We cooled our feet in the water,
then continued following the track, which began to climb the hill...
...and yes, eventually emerged into the clearing at the top of the hill, where we met up with the radio tower for the third time. We'd arrived from the trail on the left, which, it turned out, had been the shorter trail to the quicksand lake. Oh well.
A couple of young hikers were resting in the shade. They asked us if we knew where a good swimming beach was. Having spent the past six hours wandering the island's trails, we felt qualified to give them directions: "Take the trail to the left," we told them.
Then we followed the road back down past the radio tower, back across the taro swamp, back through the houses and the town, and back to the store, where we bought another couple of cold drinks that we drank while again relaxing on the shady porch.
A shaggy resident
Ready to return to the "mainland" of Tutuila Island, we headed back to the ferry harbor. We boarded the ferry with a man and woman, who, we learned during the mile-long boat ride, were the principal and assistant principal of tiny Aunu'u Elementary School. We were amused that in addition to heading the school, they each also taught a class.
When we got off the ferry, they offered us a ride back to town in their truck. We accepted and enjoyed a most interesting conversation about American Samoa's education system and politics, and what it was like to grow up in American Samoa.
Our Aunu'u sightseeing score:
taro swamp...+3 (we saw it three times)
crater lake...0.5 (partial credit for seeing it through the trees at a distance)

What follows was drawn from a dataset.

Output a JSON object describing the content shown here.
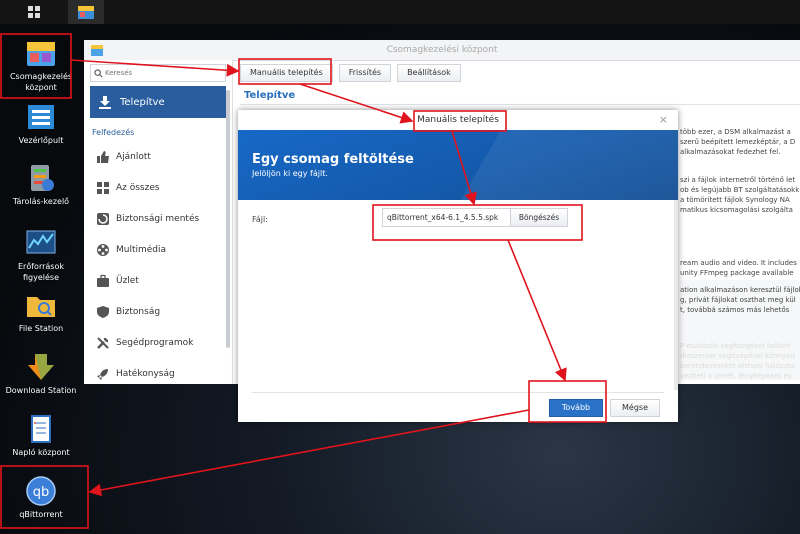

quicksand lake...+1 (yay, we found it!)
indigenous gray ducks...-1 (boo, they were fake)
extra credit...+1 finding Ma'ama'a Cove
FINAL SCORE: 4.5